### TASK
In the entries below, find every line holding the string "title" and collect it.

### RECORDS SHOWN
====

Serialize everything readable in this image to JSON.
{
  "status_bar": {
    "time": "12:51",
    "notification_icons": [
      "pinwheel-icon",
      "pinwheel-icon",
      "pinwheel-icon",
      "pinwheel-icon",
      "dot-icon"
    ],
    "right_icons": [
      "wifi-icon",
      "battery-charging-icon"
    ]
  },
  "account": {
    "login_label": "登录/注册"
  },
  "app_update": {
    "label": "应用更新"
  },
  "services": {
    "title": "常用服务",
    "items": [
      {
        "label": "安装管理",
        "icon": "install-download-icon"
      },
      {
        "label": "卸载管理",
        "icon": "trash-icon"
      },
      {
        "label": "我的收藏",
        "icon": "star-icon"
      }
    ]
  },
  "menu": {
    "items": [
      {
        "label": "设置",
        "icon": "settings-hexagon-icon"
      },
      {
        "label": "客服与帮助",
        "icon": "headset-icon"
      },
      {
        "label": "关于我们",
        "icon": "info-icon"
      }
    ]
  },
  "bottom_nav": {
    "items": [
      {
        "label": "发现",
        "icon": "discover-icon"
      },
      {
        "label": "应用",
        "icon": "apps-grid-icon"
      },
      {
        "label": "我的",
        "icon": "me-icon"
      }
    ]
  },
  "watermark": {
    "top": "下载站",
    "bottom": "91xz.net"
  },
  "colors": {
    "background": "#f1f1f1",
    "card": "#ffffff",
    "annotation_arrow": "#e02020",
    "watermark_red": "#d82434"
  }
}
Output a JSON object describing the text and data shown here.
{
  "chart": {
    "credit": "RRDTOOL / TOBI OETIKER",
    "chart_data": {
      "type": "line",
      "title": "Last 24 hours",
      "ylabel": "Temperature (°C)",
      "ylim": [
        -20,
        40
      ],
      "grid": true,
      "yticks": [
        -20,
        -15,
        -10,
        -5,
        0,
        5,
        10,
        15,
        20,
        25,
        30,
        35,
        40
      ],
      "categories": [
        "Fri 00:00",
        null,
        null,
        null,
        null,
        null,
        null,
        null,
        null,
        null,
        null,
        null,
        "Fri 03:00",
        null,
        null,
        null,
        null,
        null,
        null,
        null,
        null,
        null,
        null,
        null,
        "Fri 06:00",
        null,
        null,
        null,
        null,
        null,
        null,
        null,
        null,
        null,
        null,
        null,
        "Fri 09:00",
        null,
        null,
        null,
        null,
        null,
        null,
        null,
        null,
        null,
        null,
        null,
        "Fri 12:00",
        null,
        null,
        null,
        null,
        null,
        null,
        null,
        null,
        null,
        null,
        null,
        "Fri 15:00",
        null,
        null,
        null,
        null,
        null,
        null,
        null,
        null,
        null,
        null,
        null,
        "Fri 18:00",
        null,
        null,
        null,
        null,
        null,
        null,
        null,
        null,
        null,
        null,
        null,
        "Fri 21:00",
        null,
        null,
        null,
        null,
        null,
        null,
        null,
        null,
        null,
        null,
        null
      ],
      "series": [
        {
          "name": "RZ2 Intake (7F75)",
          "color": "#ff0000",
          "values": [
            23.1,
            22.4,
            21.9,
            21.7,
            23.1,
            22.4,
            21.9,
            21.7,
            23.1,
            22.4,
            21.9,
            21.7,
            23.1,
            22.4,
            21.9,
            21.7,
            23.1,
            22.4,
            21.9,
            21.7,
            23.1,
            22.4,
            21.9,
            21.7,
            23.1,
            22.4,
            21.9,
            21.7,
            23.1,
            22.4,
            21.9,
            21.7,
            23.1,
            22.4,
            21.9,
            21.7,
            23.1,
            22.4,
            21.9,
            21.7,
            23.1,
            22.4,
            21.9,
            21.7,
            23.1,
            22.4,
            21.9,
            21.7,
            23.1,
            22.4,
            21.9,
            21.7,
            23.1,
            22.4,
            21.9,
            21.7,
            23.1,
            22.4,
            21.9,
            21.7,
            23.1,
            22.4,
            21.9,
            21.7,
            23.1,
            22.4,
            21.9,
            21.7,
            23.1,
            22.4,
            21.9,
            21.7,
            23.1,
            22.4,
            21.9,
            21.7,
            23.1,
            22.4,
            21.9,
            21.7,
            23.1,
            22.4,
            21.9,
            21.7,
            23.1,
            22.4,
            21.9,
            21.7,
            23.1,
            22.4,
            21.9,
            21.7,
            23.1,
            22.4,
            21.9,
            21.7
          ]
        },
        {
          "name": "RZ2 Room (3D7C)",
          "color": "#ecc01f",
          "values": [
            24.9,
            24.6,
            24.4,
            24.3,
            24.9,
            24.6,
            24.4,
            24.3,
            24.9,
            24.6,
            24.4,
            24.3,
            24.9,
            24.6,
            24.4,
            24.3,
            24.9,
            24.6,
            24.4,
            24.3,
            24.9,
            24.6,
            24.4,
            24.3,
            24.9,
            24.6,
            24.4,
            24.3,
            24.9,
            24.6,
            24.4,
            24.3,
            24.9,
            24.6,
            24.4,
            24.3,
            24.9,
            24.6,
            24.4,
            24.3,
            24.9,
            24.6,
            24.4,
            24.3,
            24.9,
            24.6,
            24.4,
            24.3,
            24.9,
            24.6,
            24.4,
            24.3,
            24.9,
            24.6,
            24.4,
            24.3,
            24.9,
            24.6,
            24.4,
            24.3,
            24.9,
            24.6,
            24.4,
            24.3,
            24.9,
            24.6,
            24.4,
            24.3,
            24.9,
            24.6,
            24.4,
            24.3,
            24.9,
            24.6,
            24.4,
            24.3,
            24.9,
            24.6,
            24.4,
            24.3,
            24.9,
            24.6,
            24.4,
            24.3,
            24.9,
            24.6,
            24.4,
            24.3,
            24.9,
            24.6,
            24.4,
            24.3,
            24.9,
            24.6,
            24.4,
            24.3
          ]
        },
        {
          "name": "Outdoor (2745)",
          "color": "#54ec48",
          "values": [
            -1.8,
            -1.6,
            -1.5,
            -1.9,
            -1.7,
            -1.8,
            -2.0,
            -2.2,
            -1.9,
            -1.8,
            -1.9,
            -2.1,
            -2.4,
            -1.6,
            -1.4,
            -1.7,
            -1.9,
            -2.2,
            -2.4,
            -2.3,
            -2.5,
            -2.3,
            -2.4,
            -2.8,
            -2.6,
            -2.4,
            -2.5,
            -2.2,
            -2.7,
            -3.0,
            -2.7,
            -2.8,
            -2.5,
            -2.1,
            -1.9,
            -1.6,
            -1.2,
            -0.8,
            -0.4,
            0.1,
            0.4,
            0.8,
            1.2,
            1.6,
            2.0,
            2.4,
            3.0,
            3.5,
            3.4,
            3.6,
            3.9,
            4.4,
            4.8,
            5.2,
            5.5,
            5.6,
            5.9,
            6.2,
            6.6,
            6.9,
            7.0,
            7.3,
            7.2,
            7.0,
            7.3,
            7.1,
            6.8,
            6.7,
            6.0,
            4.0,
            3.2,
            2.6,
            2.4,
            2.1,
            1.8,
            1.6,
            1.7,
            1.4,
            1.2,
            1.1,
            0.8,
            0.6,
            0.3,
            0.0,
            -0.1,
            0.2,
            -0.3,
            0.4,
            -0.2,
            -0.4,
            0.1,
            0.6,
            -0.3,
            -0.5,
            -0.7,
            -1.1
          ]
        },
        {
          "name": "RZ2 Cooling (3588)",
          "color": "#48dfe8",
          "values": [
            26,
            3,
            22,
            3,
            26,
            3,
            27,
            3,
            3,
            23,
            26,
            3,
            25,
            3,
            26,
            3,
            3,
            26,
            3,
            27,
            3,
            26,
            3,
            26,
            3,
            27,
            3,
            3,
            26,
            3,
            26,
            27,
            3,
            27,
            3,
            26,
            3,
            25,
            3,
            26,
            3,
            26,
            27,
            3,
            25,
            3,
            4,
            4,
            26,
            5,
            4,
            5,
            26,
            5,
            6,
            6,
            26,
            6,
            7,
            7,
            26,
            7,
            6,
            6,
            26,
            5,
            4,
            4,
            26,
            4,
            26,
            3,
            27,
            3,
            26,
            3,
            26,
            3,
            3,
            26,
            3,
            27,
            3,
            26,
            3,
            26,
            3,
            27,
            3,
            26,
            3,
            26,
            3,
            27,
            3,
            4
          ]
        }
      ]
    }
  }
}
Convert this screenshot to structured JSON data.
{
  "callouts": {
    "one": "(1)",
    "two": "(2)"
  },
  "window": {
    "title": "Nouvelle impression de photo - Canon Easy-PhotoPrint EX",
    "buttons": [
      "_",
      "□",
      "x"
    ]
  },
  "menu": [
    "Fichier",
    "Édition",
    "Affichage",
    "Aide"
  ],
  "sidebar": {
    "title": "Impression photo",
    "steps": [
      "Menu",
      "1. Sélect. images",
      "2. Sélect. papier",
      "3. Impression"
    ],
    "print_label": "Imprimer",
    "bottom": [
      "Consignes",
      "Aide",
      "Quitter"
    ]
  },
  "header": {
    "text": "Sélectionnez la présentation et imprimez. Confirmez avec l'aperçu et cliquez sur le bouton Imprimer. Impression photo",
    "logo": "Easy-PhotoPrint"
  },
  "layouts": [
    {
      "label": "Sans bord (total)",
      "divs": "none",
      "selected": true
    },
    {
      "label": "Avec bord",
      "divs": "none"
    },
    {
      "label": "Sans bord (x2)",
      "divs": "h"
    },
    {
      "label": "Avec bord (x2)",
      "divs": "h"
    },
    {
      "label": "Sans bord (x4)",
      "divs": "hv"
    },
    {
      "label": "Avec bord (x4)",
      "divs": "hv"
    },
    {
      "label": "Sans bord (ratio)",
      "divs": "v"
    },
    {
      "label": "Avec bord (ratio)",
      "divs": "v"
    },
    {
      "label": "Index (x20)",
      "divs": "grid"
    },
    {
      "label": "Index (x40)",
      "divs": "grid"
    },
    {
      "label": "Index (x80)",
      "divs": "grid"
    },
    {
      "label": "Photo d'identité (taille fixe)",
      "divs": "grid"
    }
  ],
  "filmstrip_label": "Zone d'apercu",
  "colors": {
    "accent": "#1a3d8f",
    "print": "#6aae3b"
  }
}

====

### RESPONSE AREA
    "title": "常用服务",
      "title": "Last 24 hours",
    "title": "Nouvelle impression de photo - Canon Easy-PhotoPrint EX",
    "title": "Impression photo",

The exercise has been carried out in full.